**Problem to solve**
Check each line of the data below for the word "generated", then extract the ones that have it.

Data extracted from a collection:
■ ■ ■ ■

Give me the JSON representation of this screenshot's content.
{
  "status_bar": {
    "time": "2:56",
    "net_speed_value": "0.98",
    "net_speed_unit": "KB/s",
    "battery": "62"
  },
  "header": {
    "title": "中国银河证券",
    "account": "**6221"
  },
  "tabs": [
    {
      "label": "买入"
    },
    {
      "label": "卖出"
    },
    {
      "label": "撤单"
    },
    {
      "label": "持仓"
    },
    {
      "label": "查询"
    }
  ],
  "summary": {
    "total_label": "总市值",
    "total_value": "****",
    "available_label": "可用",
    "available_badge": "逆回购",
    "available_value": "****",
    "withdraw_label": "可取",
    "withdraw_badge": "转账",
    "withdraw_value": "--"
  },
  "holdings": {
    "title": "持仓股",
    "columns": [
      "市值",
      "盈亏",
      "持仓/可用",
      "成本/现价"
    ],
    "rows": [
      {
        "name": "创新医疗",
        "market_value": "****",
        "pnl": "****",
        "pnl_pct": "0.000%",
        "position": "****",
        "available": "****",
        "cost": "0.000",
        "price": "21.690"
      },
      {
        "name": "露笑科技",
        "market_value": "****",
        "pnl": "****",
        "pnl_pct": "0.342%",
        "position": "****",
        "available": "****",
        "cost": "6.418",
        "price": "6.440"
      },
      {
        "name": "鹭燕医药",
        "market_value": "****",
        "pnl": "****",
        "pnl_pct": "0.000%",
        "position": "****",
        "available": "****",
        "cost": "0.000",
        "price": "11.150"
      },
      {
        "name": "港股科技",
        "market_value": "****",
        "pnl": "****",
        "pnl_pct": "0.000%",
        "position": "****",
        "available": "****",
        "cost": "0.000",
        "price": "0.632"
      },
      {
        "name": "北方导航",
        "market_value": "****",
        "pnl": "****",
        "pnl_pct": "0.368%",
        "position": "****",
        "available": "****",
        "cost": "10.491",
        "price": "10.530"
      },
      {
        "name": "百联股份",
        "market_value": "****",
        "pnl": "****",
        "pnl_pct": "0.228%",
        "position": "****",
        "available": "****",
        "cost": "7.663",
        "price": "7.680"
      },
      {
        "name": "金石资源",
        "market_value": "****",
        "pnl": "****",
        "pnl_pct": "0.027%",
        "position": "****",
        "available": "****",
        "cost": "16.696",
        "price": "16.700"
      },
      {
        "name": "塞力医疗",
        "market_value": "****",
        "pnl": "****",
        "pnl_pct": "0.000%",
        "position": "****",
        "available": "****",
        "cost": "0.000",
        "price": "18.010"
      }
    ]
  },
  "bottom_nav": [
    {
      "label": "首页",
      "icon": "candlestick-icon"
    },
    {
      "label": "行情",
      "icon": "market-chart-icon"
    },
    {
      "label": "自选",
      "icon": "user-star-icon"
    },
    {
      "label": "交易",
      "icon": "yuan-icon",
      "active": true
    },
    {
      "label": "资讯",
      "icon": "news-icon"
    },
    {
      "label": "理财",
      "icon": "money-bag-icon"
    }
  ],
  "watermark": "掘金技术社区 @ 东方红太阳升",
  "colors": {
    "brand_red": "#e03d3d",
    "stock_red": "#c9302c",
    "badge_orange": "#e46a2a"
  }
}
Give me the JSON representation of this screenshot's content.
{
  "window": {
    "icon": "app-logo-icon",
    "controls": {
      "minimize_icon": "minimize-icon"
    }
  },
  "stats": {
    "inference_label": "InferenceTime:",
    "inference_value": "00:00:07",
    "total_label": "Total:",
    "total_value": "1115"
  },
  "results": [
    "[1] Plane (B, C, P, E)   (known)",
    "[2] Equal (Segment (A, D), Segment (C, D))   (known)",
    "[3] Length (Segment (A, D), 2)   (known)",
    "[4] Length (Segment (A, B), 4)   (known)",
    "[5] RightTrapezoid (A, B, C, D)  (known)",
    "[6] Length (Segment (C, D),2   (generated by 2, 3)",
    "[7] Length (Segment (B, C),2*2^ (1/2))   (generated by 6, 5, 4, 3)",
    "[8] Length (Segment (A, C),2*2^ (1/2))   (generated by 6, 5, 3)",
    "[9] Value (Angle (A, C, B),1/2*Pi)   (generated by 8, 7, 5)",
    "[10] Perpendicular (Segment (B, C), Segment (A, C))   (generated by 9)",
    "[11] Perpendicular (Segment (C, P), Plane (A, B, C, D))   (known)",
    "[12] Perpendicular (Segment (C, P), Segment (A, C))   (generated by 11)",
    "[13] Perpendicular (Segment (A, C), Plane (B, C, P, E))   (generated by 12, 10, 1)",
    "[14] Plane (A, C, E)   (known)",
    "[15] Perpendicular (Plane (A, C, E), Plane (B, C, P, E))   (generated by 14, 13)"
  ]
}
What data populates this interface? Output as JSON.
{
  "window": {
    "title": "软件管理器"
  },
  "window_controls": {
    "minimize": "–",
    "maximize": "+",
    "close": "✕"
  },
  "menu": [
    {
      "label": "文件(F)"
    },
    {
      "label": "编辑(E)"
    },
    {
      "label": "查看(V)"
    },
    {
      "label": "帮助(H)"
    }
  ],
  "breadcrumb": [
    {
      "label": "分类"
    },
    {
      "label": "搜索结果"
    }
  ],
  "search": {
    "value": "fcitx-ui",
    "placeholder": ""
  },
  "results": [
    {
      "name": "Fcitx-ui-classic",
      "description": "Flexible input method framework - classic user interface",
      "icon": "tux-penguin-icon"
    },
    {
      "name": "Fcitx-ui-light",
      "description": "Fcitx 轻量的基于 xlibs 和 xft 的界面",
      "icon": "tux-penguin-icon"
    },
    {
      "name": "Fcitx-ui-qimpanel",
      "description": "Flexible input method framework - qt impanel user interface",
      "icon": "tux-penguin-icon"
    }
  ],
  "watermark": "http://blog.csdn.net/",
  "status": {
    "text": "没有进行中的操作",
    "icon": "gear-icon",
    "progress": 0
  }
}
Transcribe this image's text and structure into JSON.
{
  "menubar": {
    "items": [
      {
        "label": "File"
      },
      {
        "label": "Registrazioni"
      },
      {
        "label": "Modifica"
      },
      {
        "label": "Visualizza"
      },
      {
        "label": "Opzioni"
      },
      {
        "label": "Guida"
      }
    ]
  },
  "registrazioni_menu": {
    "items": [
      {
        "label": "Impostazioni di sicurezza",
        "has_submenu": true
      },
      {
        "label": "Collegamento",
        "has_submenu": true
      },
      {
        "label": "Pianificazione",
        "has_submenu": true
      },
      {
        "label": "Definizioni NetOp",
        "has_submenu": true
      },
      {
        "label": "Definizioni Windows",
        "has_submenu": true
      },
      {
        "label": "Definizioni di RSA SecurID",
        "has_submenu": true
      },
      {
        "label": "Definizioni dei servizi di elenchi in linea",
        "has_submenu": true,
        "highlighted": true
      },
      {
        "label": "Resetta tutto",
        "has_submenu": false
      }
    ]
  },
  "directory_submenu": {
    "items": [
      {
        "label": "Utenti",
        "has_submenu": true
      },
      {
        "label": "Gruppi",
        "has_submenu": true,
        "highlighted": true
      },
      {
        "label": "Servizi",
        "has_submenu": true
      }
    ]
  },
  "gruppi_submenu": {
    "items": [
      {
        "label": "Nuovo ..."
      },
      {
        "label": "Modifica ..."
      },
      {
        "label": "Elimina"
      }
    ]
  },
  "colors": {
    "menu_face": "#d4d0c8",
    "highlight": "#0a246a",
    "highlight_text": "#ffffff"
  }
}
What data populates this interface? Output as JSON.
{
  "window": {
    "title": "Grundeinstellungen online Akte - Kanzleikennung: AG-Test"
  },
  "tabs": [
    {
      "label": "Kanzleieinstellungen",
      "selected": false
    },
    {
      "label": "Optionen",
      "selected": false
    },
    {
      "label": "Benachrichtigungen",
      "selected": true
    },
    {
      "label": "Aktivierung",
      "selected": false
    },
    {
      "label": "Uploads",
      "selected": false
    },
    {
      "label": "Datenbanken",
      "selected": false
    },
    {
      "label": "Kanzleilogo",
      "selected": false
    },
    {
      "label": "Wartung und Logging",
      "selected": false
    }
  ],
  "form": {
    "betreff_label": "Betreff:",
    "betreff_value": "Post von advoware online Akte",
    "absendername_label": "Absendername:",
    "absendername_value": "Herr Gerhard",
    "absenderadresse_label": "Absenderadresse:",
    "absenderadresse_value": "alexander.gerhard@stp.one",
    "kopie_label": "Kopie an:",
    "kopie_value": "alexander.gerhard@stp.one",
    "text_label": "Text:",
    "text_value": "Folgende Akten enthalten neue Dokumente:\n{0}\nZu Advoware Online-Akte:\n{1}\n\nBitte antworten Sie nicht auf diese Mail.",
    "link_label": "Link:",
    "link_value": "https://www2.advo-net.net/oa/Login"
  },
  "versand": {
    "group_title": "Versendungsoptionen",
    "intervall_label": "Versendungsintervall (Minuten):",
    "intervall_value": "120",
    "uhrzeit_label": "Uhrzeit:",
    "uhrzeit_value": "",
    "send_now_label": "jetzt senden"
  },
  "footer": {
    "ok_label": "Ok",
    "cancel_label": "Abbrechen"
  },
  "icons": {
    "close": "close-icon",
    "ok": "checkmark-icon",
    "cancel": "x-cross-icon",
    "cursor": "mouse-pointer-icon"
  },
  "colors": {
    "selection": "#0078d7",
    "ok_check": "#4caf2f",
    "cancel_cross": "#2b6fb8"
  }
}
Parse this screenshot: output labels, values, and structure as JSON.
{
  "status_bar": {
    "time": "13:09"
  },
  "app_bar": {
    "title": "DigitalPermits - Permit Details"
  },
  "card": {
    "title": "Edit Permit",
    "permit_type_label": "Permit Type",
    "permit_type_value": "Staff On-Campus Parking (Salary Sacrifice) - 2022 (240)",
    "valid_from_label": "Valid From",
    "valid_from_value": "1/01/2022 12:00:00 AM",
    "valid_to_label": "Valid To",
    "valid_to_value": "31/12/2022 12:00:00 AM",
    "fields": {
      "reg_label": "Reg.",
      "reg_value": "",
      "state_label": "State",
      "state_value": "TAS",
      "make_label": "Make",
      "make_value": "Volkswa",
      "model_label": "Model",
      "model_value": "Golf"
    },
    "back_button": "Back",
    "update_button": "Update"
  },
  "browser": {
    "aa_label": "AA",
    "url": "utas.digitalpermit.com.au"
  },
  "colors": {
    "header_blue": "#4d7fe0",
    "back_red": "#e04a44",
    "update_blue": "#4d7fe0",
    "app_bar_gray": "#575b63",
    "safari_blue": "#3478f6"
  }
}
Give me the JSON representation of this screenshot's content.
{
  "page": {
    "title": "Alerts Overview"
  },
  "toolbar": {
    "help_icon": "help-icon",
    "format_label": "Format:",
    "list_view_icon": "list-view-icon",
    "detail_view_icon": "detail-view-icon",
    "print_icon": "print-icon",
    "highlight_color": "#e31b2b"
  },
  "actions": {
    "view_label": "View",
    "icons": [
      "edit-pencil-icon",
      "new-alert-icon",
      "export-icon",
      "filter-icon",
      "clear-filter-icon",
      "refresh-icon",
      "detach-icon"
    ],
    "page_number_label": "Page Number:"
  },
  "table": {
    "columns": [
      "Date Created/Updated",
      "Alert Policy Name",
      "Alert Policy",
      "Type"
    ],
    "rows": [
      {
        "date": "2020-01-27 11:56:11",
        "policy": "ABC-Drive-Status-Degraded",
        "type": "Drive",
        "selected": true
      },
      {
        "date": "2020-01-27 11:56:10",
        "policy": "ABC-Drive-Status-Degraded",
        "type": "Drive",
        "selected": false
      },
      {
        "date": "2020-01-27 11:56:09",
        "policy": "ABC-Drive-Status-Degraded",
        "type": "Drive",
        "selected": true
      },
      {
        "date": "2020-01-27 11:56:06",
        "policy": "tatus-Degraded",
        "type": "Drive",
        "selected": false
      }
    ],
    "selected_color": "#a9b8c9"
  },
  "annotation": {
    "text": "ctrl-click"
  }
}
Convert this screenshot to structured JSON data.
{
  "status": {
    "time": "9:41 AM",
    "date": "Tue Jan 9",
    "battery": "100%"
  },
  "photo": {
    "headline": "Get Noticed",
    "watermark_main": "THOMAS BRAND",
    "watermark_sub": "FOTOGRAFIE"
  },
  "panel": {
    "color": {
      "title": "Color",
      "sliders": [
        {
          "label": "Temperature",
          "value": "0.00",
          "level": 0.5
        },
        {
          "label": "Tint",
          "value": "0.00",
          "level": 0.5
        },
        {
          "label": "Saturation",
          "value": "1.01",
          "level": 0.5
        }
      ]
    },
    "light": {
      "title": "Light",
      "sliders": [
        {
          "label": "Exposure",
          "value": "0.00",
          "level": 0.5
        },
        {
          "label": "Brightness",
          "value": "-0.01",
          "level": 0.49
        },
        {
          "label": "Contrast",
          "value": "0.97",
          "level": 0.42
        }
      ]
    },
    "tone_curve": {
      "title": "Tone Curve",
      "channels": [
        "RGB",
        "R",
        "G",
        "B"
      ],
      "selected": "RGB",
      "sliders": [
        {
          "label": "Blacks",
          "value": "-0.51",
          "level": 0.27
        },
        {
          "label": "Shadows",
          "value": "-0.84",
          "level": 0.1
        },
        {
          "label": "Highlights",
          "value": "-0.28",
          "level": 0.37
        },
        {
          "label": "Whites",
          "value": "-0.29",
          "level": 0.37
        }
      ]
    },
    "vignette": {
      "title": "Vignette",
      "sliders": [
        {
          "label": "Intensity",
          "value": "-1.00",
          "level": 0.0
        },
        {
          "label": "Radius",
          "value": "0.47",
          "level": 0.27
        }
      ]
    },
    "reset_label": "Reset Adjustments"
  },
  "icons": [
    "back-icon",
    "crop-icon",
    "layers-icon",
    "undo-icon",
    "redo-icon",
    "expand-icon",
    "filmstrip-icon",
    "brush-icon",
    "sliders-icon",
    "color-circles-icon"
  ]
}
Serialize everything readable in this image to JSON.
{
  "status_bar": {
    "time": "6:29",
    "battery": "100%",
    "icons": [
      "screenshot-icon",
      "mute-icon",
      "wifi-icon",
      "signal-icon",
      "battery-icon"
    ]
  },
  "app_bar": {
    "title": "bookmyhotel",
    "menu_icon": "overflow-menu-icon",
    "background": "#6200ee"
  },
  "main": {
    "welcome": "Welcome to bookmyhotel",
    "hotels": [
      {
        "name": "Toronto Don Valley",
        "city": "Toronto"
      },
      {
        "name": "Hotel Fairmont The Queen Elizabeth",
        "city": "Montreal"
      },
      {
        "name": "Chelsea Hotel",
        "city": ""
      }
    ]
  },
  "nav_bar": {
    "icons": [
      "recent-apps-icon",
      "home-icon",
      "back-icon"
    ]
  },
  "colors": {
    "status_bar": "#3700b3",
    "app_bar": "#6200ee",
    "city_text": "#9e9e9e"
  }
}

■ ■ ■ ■

**Solution for this problem**
    "[6] Length (Segment (C, D),2   (generated by 2, 3)",
    "[7] Length (Segment (B, C),2*2^ (1/2))   (generated by 6, 5, 4, 3)",
    "[8] Length (Segment (A, C),2*2^ (1/2))   (generated by 6, 5, 3)",
    "[9] Value (Angle (A, C, B),1/2*Pi)   (generated by 8, 7, 5)",
    "[10] Perpendicular (Segment (B, C), Segment (A, C))   (generated by 9)",
    "[12] Perpendicular (Segment (C, P), Segment (A, C))   (generated by 11)",
    "[13] Perpendicular (Segment (A, C), Plane (B, C, P, E))   (generated by 12, 10, 1)",
    "[15] Perpendicular (Plane (A, C, E), Plane (B, C, P, E))   (generated by 14, 13)"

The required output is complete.